As I write this article I am pretty much ready to severely hurt my neighbor! They are nice people, and I like them, but they seem to have NO concept that this is a multifamily community-and that we can hear everything they say and do!
From the minute they moved in we have experienced non-stop construction noises (saws, hammers, clanging metal etc.) from early morning to late at night, along with LOUD conversations (usually on speaker phone so we can BOTH sides of the conversation), fights between the family (with the windows wide open) and loud music and sound from the television.
Thanks for nothing!
We have tried complaining to the HOA’s community manager about our neighbor and they’ve informed us that they will only consider our complaint if we put it in writing, with our name and unit number identified. Without that documentation they won’t address the issue.
(Meanwhile we did receive a letter demanding that our daughter cease picking the flowers in the bushes in front of our home! Glad the HOA is on that very pressing issue.)
I have refused to put my name on any complaint because I do not trust that the HOA will handle my complaint with the type of discretion and anonymity that I desire.
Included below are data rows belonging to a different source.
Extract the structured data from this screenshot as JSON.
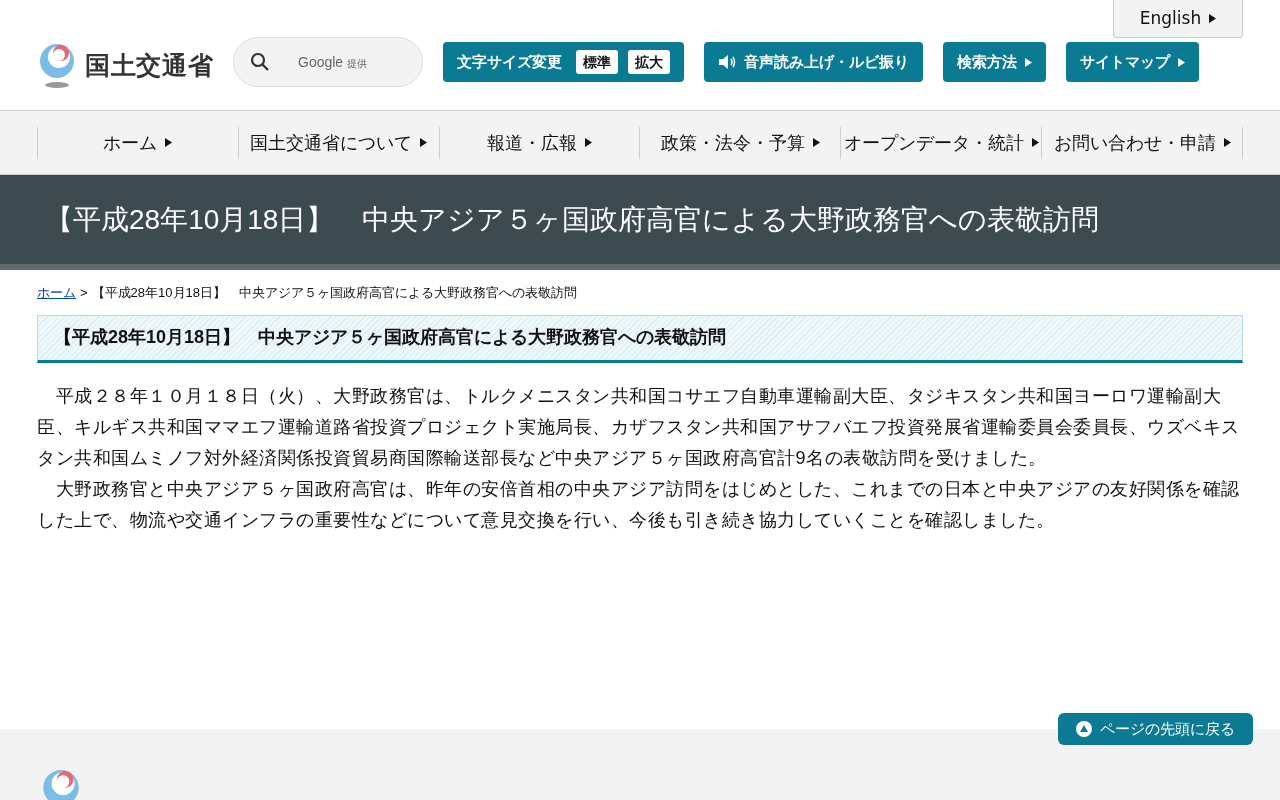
{
  "header": {
    "logo_text": "国土交通省",
    "search": {
      "placeholder": "Google",
      "provider": "提供"
    },
    "english_link": "English",
    "font_size": {
      "label": "文字サイズ変更",
      "options": [
        {
          "label": "標準"
        },
        {
          "label": "拡大"
        }
      ]
    },
    "buttons": [
      {
        "kind": "speaker",
        "label": "音声読み上げ・ルビ振り"
      },
      {
        "kind": "arrow",
        "label": "検索方法"
      },
      {
        "kind": "arrow",
        "label": "サイトマップ"
      }
    ]
  },
  "nav": [
    {
      "label": "ホーム"
    },
    {
      "label": "国土交通省について"
    },
    {
      "label": "報道・広報"
    },
    {
      "label": "政策・法令・予算"
    },
    {
      "label": "オープンデータ・統計"
    },
    {
      "label": "お問い合わせ・申請"
    }
  ],
  "page_title": "【平成28年10月18日】　中央アジア５ヶ国政府高官による大野政務官への表敬訪問",
  "breadcrumb": {
    "home": "ホーム",
    "separator": ">",
    "current": "【平成28年10月18日】　中央アジア５ヶ国政府高官による大野政務官への表敬訪問"
  },
  "heading": "【平成28年10月18日】　中央アジア５ヶ国政府高官による大野政務官への表敬訪問",
  "paragraphs": [
    "　平成２８年１０月１８日（火）、大野政務官は、トルクメニスタン共和国コサエフ自動車運輸副大臣、タジキスタン共和国ヨーロワ運輸副大臣、キルギス共和国ママエフ運輸道路省投資プロジェクト実施局長、カザフスタン共和国アサフバエフ投資発展省運輸委員会委員長、ウズベキスタン共和国ムミノフ対外経済関係投資貿易商国際輸送部長など中央アジア５ヶ国政府高官計9名の表敬訪問を受けました。",
    "　大野政務官と中央アジア５ヶ国政府高官は、昨年の安倍首相の中央アジア訪問をはじめとした、これまでの日本と中央アジアの友好関係を確認した上で、物流や交通インフラの重要性などについて意見交換を行い、今後も引き続き協力していくことを確認しました。"
  ],
  "back_to_top": "ページの先頭に戻る"
}
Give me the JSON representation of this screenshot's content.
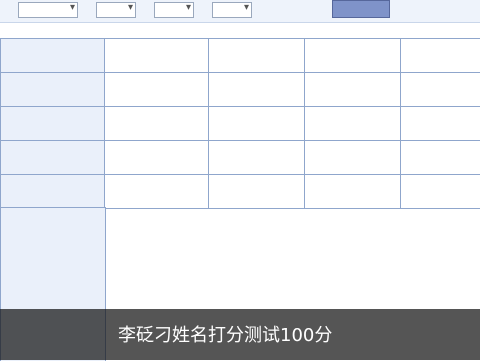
{
  "caption": "李砭刁姓名打分测试100分",
  "selector": {},
  "table": {
    "rows": [
      {
        "label": "",
        "cells": [
          "",
          "",
          "",
          ""
        ]
      },
      {
        "label": "",
        "cells": [
          "",
          "",
          "",
          ""
        ]
      },
      {
        "label": "",
        "cells": [
          "",
          "",
          "",
          ""
        ]
      },
      {
        "label": "",
        "cells": [
          "",
          "",
          "",
          ""
        ]
      },
      {
        "label": "",
        "cells": [
          "",
          "",
          "",
          ""
        ]
      }
    ]
  },
  "analysis": {
    "label": "",
    "text": ""
  }
}
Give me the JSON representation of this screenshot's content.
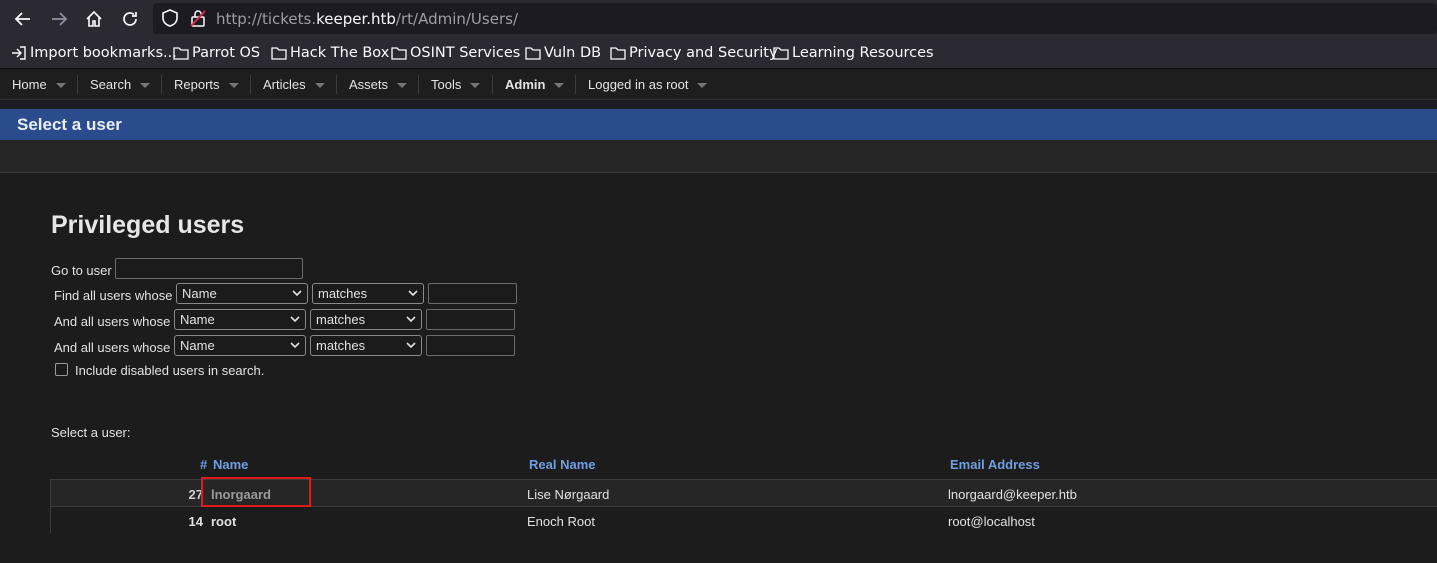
{
  "browser": {
    "url_prefix": "http://tickets.",
    "url_domain": "keeper.htb",
    "url_path": "/rt/Admin/Users/",
    "bookmarks": [
      "Import bookmarks...",
      "Parrot OS",
      "Hack The Box",
      "OSINT Services",
      "Vuln DB",
      "Privacy and Security",
      "Learning Resources"
    ]
  },
  "menu": {
    "items": [
      "Home",
      "Search",
      "Reports",
      "Articles",
      "Assets",
      "Tools",
      "Admin",
      "Logged in as root"
    ]
  },
  "page": {
    "title": "Select a user",
    "heading": "Privileged users",
    "goto_label": "Go to user",
    "find_rows": [
      {
        "label": "Find all users whose",
        "field": "Name",
        "op": "matches"
      },
      {
        "label": "And all users whose",
        "field": "Name",
        "op": "matches"
      },
      {
        "label": "And all users whose",
        "field": "Name",
        "op": "matches"
      }
    ],
    "include_disabled_label": "Include disabled users in search.",
    "select_label": "Select a user:",
    "columns": {
      "hash": "#",
      "name": "Name",
      "real_name": "Real Name",
      "email": "Email Address"
    },
    "users": [
      {
        "id": "27",
        "name": "lnorgaard",
        "real_name": "Lise Nørgaard",
        "email": "lnorgaard@keeper.htb"
      },
      {
        "id": "14",
        "name": "root",
        "real_name": "Enoch Root",
        "email": "root@localhost"
      }
    ]
  },
  "colors": {
    "accent": "#2a4c8d",
    "link": "#6f9fe0",
    "highlight": "#e0191d"
  }
}
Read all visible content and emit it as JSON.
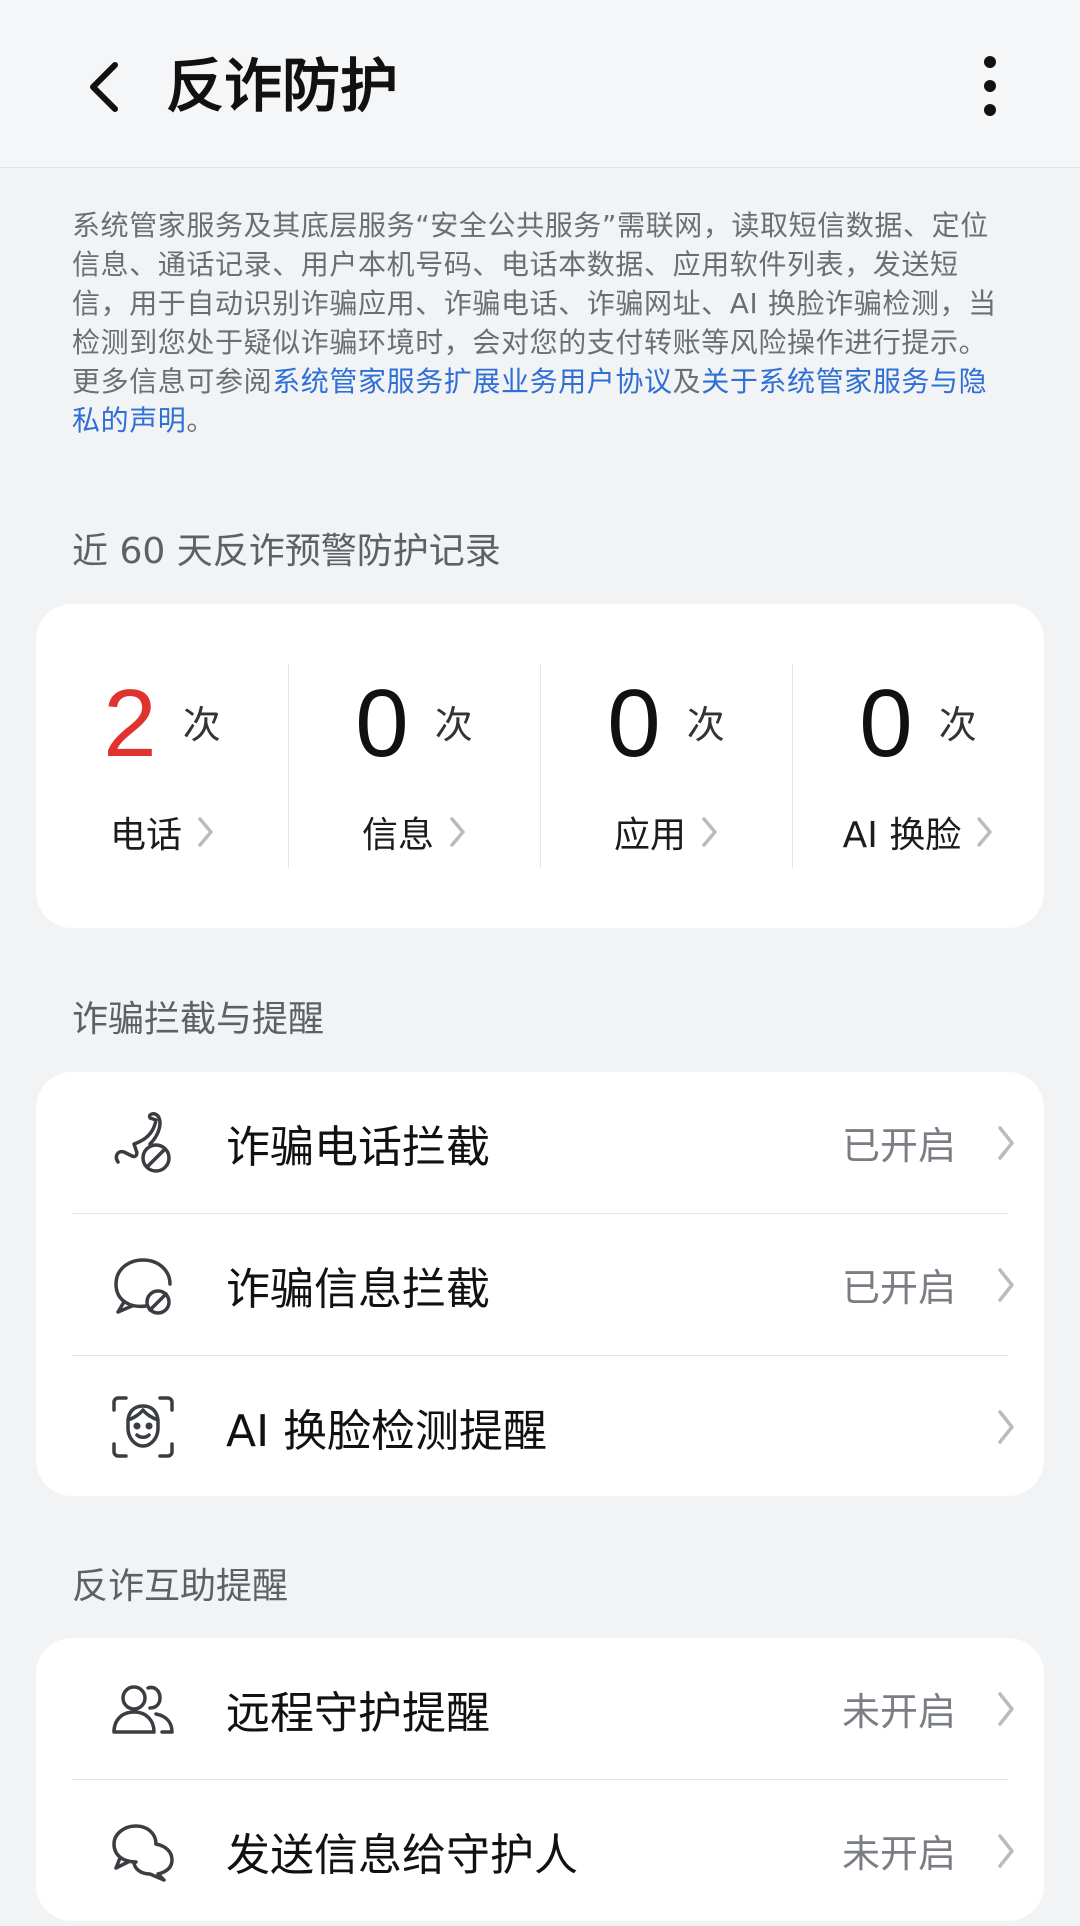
{
  "header": {
    "title": "反诈防护"
  },
  "notice": {
    "text_before": "系统管家服务及其底层服务“安全公共服务”需联网，读取短信数据、定位信息、通话记录、用户本机号码、电话本数据、应用软件列表，发送短信，用于自动识别诈骗应用、诈骗电话、诈骗网址、AI 换脸诈骗检测，当检测到您处于疑似诈骗环境时，会对您的支付转账等风险操作进行提示。更多信息可参阅",
    "link1": "系统管家服务扩展业务用户协议",
    "joiner": "及",
    "link2": "关于系统管家服务与隐私的声明",
    "end": "。"
  },
  "records": {
    "title": "近 60 天反诈预警防护记录",
    "unit": "次",
    "items": [
      {
        "value": "2",
        "label": "电话"
      },
      {
        "value": "0",
        "label": "信息"
      },
      {
        "value": "0",
        "label": "应用"
      },
      {
        "value": "0",
        "label": "AI 换脸"
      }
    ]
  },
  "intercept": {
    "title": "诈骗拦截与提醒",
    "rows": [
      {
        "label": "诈骗电话拦截",
        "status": "已开启",
        "icon": "phone-block-icon"
      },
      {
        "label": "诈骗信息拦截",
        "status": "已开启",
        "icon": "message-block-icon"
      },
      {
        "label": "AI 换脸检测提醒",
        "status": "",
        "icon": "face-scan-icon"
      }
    ]
  },
  "mutual": {
    "title": "反诈互助提醒",
    "rows": [
      {
        "label": "远程守护提醒",
        "status": "未开启",
        "icon": "people-icon"
      },
      {
        "label": "发送信息给守护人",
        "status": "未开启",
        "icon": "chat-bubbles-icon"
      }
    ]
  },
  "colors": {
    "alert": "#e0332f",
    "link": "#2f6fd6"
  }
}
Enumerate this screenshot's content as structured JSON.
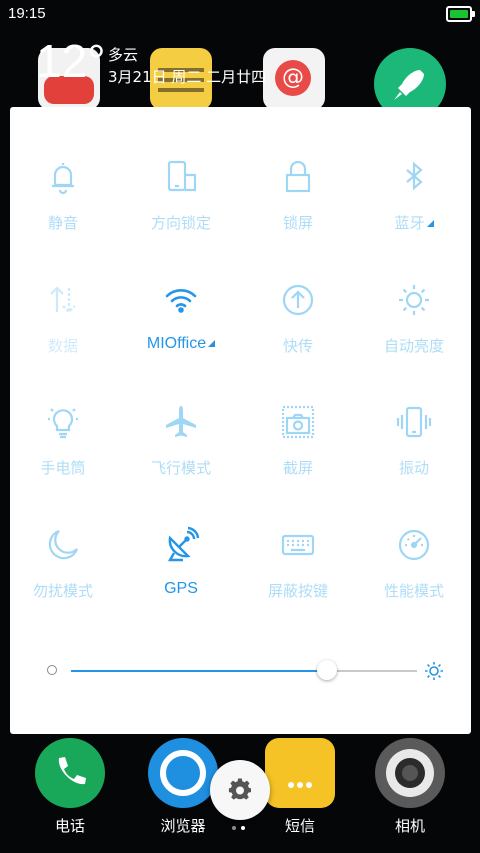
{
  "status_bar": {
    "time": "19:15"
  },
  "weather": {
    "temperature": "12°",
    "condition": "多云",
    "date": "3月21日  周二  二月廿四"
  },
  "quick_settings": [
    {
      "key": "silent",
      "label": "静音",
      "active": false,
      "icon": "bell-icon"
    },
    {
      "key": "rotation",
      "label": "方向锁定",
      "active": false,
      "icon": "phone-rotation-icon"
    },
    {
      "key": "lock",
      "label": "锁屏",
      "active": false,
      "icon": "lock-icon"
    },
    {
      "key": "bluetooth",
      "label": "蓝牙",
      "active": false,
      "icon": "bluetooth-icon",
      "has_more": true
    },
    {
      "key": "data",
      "label": "数据",
      "active": false,
      "icon": "mobile-data-icon"
    },
    {
      "key": "wifi",
      "label": "MIOffice",
      "active": true,
      "icon": "wifi-icon",
      "has_more": true
    },
    {
      "key": "transfer",
      "label": "快传",
      "active": false,
      "icon": "upload-arrow-icon"
    },
    {
      "key": "auto_brightness",
      "label": "自动亮度",
      "active": false,
      "icon": "sun-icon"
    },
    {
      "key": "flashlight",
      "label": "手电筒",
      "active": false,
      "icon": "light-bulb-icon"
    },
    {
      "key": "airplane",
      "label": "飞行模式",
      "active": false,
      "icon": "airplane-icon"
    },
    {
      "key": "screenshot",
      "label": "截屏",
      "active": false,
      "icon": "camera-icon"
    },
    {
      "key": "vibrate",
      "label": "振动",
      "active": false,
      "icon": "vibrate-icon"
    },
    {
      "key": "dnd",
      "label": "勿扰模式",
      "active": false,
      "icon": "moon-icon"
    },
    {
      "key": "gps",
      "label": "GPS",
      "active": true,
      "icon": "satellite-dish-icon"
    },
    {
      "key": "block_keys",
      "label": "屏蔽按键",
      "active": false,
      "icon": "keyboard-icon"
    },
    {
      "key": "performance",
      "label": "性能模式",
      "active": false,
      "icon": "speedometer-icon"
    }
  ],
  "brightness": {
    "level": 0.74
  },
  "dock": [
    {
      "label": "电话",
      "color": "#19a85a",
      "icon": "phone-icon"
    },
    {
      "label": "浏览器",
      "color": "#1f8fe0",
      "icon": "browser-icon"
    },
    {
      "label": "短信",
      "color": "#f5c325",
      "icon": "message-icon"
    },
    {
      "label": "相机",
      "color": "#5a5a5a",
      "icon": "camera-lens-icon"
    }
  ],
  "colors": {
    "accent": "#2496e8",
    "inactive": "#aeddf7",
    "panel": "#ffffff"
  }
}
I have to live next to them, and I’ve worked in multifamily long enough to know that often times these types of situations go south if not handled correctly.
(In case you’re wondering, we have mentioned the noise issues to them before in conversation.)
Here is what I don’t get … why can’t the community manager take our complaint, investigate the situation and inform the resident of the issue based on the feedback we’ve provided, without bringing us directly (by name) into the situation?
As an onsite manager for many years I would:
- Allow residents to provide anonymous feedback
- Investigate and address any situations that we became aware of, regardless of whether the person complaining offered his/her name or not
- When requested, we tried to shield the identity of the complaining resident as much as possible, by withholding details or information that would implicate the complaining resident
- I would then follow up with the resident who complained to provide them with an update
That way we could address the problems and find solutions that work for everyone. In short I tried to make it as easy as possible for people to provide us with their feedback, and not have people jump through tons hoops to give us the vital information we could use to create a positive experience for everyone.
As the former customer care manager of a large real estate company, I know that no one likes to receive and deal with complaints! But I can tell you that it’s vital to receive feedback from your residents and customers, to do something with the feedback you received and then to update everyone involved so they know that you’re on it!
Join me for “Stop Yelling at Me!” and “How NOT to Lose a Resident in 12 Months” at the Midwest Multifamily Conference for more ways to enhance your resident experience and make your job easier!